Unfortunately, you can't lower your cholesterol by taking a vitamin supplement -- to have such an effect it must be taken in doses well above the daily vitamin requirement. Although nicotinic acid is inexpensive and available over the counter, never take it for cholesterol reduction without a healthcare professional's oversight because of potential side effects.

Niacin also widens blood vessels, making flushing and hot flashes frequent side effects. These side effects may be reduced by taking the drug with meals or by taking aspirin or a similar medication with nicotinic acid. The extended release form, available by prescription as Niaspan, results in less flushing and liver toxicity than the immediate or sustained release forms.

Nicotinic acid can also intensify the effect of high blood pressure medication and produce various gastrointestinal problems -- nausea, indigestion, gas, vomiting, diarrhea and activation of peptic ulcers. Serious side effects include liver problems, gout and high blood sugar, with risk rising in tandem with the dose.

This drug may not be prescribed if you have diabetes because it can raise blood sugar slightly. If you have diabetes, talk about the pros and cons with your healthcare professional.

Continue Learning about Vitamin B3 Niacin

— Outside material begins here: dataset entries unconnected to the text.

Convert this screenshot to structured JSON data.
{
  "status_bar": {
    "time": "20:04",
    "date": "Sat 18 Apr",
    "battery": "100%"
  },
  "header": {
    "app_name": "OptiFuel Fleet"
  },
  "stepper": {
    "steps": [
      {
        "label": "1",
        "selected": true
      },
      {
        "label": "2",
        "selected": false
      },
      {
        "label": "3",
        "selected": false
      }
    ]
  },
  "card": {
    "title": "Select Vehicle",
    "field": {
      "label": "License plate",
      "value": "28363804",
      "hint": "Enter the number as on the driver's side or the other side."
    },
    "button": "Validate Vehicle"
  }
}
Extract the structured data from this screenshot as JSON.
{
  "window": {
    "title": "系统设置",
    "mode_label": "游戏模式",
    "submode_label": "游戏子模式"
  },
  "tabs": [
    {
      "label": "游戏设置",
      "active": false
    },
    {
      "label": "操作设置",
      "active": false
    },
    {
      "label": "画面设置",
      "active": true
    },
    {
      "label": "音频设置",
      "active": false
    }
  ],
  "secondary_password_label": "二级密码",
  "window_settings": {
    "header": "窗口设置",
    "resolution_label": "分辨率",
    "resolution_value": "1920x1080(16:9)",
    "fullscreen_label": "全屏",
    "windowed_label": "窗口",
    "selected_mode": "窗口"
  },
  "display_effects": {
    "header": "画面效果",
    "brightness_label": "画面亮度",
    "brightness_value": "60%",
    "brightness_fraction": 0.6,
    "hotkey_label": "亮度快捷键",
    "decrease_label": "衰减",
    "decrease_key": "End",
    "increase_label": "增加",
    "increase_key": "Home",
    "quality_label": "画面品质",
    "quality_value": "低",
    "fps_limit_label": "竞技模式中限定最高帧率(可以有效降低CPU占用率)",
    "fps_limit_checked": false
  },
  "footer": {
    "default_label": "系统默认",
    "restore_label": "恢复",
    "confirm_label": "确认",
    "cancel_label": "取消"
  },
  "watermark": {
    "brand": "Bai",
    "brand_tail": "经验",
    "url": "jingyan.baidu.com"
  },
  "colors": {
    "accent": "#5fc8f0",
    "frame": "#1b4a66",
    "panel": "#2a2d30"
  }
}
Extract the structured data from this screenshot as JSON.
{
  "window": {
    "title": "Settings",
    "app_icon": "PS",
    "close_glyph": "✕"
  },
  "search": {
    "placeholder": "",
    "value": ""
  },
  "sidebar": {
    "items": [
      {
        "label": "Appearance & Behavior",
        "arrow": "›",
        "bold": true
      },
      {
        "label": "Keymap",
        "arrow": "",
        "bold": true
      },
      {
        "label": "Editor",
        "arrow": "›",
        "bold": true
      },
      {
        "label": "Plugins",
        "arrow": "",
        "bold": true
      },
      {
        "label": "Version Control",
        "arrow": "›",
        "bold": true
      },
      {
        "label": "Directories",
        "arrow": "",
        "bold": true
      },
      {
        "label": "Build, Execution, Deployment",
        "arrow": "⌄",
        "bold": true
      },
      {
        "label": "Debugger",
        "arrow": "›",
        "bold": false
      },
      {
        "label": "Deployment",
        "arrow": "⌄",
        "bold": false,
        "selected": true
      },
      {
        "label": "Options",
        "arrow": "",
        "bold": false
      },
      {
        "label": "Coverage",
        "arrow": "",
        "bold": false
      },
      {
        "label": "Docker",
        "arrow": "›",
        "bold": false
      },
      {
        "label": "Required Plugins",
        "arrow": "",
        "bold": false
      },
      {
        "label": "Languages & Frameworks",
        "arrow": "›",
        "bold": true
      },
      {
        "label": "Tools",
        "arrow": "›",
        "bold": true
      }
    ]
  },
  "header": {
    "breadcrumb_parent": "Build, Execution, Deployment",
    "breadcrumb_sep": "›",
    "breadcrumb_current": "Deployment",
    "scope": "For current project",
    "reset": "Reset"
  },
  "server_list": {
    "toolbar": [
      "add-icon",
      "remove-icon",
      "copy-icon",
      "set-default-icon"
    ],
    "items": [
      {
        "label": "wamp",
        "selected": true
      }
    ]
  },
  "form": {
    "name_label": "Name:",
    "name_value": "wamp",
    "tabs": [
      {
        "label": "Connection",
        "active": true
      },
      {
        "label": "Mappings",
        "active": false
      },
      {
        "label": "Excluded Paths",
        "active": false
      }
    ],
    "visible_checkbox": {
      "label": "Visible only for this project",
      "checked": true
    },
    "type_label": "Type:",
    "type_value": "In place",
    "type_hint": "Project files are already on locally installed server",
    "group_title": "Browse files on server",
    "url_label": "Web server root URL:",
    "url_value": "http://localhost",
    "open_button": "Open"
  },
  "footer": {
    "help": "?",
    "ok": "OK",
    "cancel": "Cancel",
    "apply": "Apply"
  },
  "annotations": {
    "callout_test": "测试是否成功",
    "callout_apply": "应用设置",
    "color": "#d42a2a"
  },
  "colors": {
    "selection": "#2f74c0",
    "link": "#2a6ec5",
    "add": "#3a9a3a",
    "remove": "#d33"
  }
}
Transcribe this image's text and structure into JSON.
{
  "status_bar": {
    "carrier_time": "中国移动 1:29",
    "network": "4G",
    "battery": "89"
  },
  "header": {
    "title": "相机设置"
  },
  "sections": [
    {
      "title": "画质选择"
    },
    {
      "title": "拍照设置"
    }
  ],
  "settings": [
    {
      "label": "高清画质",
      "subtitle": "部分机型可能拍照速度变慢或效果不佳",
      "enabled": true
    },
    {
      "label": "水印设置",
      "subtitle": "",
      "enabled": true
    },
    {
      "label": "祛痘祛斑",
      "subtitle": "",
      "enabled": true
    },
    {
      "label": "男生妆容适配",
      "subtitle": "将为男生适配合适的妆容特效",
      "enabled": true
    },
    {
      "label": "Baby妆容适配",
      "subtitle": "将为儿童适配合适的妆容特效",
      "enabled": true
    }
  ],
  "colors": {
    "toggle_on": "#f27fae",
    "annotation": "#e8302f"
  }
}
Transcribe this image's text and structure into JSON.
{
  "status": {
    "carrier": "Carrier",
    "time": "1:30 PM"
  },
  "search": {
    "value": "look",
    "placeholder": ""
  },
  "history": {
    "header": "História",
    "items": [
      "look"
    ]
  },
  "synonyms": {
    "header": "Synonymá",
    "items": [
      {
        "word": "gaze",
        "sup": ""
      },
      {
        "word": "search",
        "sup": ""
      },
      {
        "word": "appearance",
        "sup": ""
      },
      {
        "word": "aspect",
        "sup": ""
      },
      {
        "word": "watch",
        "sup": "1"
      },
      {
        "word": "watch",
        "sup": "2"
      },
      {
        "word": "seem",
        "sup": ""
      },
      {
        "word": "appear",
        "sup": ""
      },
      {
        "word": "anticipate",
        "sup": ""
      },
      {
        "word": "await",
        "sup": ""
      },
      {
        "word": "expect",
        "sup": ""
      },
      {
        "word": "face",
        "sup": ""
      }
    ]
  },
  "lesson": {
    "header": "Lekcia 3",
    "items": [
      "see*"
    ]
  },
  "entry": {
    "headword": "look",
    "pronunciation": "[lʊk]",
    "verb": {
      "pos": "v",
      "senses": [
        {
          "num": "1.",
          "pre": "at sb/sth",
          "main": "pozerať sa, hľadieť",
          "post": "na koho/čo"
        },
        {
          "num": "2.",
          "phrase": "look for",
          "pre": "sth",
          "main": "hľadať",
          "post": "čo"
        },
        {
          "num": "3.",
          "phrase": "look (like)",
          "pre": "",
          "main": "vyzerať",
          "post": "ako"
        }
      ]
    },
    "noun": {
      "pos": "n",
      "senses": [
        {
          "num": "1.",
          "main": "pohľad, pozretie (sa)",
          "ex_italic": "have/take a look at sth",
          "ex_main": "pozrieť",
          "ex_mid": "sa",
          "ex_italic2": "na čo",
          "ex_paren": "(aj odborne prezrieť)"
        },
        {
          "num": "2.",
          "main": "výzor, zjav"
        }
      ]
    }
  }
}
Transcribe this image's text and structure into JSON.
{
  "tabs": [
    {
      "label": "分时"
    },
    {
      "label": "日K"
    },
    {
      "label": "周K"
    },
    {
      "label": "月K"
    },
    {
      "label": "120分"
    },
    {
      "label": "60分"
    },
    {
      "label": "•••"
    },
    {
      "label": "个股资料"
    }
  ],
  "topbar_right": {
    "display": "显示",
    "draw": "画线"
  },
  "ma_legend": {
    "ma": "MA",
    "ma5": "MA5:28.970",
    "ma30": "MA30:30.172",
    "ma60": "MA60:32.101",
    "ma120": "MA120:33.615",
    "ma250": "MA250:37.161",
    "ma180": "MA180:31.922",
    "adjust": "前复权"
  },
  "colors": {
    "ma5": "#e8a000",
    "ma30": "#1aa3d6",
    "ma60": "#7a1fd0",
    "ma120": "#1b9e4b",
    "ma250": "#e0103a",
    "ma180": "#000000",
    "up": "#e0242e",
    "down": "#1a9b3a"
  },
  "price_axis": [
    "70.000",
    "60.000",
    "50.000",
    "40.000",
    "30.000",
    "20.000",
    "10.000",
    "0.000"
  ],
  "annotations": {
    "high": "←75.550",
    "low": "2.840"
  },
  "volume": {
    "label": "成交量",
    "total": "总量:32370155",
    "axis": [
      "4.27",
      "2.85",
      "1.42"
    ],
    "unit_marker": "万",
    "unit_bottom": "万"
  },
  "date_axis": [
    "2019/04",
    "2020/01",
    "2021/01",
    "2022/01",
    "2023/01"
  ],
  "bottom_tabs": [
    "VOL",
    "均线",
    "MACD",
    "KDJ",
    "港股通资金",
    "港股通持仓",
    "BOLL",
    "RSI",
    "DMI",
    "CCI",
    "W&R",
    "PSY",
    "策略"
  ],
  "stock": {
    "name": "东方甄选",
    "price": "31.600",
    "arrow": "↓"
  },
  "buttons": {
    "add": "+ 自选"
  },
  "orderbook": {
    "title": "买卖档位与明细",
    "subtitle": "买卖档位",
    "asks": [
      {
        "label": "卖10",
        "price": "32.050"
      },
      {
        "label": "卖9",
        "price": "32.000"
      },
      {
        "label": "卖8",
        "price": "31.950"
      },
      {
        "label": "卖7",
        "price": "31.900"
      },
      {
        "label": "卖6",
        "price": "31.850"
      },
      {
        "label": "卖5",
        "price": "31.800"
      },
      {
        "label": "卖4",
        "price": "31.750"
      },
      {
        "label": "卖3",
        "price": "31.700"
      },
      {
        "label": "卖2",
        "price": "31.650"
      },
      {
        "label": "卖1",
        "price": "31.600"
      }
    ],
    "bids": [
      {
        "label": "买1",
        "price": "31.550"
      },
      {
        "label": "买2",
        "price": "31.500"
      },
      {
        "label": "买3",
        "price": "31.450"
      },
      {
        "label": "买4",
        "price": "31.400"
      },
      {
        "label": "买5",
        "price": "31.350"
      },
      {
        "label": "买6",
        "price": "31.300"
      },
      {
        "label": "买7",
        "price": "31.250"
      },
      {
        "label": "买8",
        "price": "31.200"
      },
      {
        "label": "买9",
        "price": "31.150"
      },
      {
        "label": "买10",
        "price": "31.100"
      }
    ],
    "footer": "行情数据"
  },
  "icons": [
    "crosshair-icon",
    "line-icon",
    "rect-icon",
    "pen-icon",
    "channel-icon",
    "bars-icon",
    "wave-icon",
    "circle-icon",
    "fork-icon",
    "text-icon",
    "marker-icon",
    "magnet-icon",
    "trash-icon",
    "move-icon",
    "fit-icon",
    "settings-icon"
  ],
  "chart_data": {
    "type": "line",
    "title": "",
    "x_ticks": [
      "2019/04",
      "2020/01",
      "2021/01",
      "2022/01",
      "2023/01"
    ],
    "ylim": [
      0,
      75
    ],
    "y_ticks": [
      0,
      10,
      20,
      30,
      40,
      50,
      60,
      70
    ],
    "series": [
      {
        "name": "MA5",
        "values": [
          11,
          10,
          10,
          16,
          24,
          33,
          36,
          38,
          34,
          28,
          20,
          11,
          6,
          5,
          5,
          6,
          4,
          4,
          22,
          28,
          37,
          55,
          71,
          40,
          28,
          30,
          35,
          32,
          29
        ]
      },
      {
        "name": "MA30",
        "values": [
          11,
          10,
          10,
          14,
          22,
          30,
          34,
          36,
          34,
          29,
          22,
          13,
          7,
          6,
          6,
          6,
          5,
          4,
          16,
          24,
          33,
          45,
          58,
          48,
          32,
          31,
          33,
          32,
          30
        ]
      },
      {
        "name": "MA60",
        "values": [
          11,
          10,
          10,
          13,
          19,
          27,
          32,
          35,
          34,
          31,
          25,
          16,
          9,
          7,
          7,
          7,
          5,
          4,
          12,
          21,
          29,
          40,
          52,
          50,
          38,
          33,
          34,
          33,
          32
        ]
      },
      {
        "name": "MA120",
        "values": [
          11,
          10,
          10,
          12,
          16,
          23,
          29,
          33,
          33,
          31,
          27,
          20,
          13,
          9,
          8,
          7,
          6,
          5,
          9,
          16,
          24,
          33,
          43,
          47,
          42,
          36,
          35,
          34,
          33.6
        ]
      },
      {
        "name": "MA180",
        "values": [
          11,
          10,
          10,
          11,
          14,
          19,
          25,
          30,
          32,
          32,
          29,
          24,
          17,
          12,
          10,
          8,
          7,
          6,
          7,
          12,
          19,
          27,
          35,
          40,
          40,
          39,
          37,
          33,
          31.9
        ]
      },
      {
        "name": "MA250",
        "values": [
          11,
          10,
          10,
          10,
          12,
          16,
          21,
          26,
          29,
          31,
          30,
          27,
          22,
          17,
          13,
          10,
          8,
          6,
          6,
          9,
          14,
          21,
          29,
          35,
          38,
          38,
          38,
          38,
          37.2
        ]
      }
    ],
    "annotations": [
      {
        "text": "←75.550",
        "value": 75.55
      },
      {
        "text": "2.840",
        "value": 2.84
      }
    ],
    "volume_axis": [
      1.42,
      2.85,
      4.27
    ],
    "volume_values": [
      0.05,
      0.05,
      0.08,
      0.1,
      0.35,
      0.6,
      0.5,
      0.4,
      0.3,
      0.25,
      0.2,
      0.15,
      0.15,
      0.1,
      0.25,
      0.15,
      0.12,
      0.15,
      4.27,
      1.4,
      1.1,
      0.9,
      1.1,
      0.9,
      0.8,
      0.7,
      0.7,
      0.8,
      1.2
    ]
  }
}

Important: This content reflects information from various individuals and organizations and may offer alternative or opposing points of view. It should not be used for medical advice, diagnosis or treatment. As always, you should consult with your healthcare provider about your specific health needs.